### Problem statement
Write out the data word for word and omit every picture.

──────── Input for this task ────────

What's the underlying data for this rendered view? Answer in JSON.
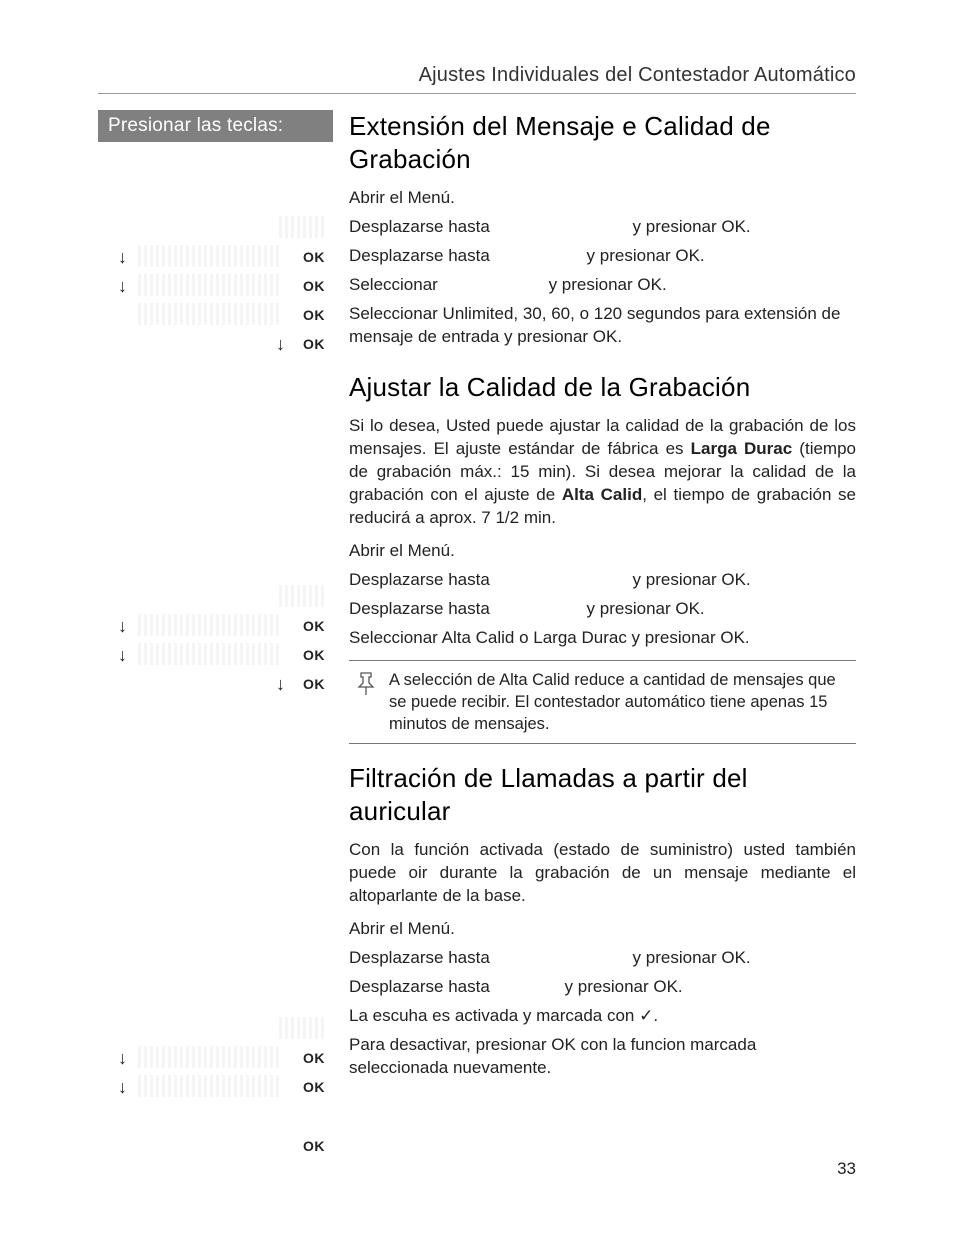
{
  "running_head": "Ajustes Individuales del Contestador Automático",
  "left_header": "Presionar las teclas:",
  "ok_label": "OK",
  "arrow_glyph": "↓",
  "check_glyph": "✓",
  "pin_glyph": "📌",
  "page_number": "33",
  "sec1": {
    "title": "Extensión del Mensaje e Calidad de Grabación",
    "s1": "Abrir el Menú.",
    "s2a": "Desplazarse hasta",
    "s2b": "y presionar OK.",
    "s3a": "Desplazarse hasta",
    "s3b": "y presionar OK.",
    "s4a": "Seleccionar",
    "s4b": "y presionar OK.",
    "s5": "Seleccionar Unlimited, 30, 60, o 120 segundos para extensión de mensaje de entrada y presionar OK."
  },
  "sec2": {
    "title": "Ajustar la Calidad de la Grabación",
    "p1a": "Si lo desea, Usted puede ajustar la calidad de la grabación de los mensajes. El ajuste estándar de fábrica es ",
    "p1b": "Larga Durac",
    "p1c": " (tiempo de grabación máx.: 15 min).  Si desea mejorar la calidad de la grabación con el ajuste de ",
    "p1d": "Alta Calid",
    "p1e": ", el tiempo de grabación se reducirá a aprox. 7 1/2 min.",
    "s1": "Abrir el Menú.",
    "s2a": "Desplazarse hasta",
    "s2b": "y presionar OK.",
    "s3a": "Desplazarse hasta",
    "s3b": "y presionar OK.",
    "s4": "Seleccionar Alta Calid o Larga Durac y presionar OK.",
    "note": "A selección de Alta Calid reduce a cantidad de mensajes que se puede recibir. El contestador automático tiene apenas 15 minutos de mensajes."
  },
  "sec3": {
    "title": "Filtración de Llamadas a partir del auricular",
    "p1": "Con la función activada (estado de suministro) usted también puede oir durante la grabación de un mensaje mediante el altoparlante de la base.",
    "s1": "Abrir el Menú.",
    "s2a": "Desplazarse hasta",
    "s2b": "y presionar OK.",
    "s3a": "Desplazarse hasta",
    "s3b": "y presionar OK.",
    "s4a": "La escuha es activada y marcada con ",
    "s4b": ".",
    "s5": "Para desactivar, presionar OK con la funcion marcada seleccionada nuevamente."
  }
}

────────

### Output of the exercise
What's the underlying data for this rendered view? Answer in JSON.
{
  "running_head": "Ajustes Individuales del Contestador Automático",
  "left_header": "Presionar las teclas:",
  "ok_label": "OK",
  "arrow_glyph": "↓",
  "check_glyph": "✓",
  "pin_glyph": "📌",
  "page_number": "33",
  "sec1": {
    "title": "Extensión del Mensaje e Calidad de Grabación",
    "s1": "Abrir el Menú.",
    "s2a": "Desplazarse hasta",
    "s2b": "y presionar OK.",
    "s3a": "Desplazarse hasta",
    "s3b": "y presionar OK.",
    "s4a": "Seleccionar",
    "s4b": "y presionar OK.",
    "s5": "Seleccionar Unlimited, 30, 60, o 120 segundos para extensión de mensaje de entrada y presionar OK."
  },
  "sec2": {
    "title": "Ajustar la Calidad de la Grabación",
    "p1a": "Si lo desea, Usted puede ajustar la calidad de la grabación de los mensajes. El ajuste estándar de fábrica es ",
    "p1b": "Larga Durac",
    "p1c": " (tiempo de grabación máx.: 15 min).  Si desea mejorar la calidad de la grabación con el ajuste de ",
    "p1d": "Alta Calid",
    "p1e": ", el tiempo de grabación se reducirá a aprox. 7 1/2 min.",
    "s1": "Abrir el Menú.",
    "s2a": "Desplazarse hasta",
    "s2b": "y presionar OK.",
    "s3a": "Desplazarse hasta",
    "s3b": "y presionar OK.",
    "s4": "Seleccionar Alta Calid o Larga Durac y presionar OK.",
    "note": "A selección de Alta Calid reduce a cantidad de mensajes que se puede recibir. El contestador automático tiene apenas 15 minutos de mensajes."
  },
  "sec3": {
    "title": "Filtración de Llamadas a partir del auricular",
    "p1": "Con la función activada (estado de suministro) usted también puede oir durante la grabación de un mensaje mediante el altoparlante de la base.",
    "s1": "Abrir el Menú.",
    "s2a": "Desplazarse hasta",
    "s2b": "y presionar OK.",
    "s3a": "Desplazarse hasta",
    "s3b": "y presionar OK.",
    "s4a": "La escuha es activada y marcada con ",
    "s4b": ".",
    "s5": "Para desactivar, presionar OK con la funcion marcada seleccionada nuevamente."
  }
}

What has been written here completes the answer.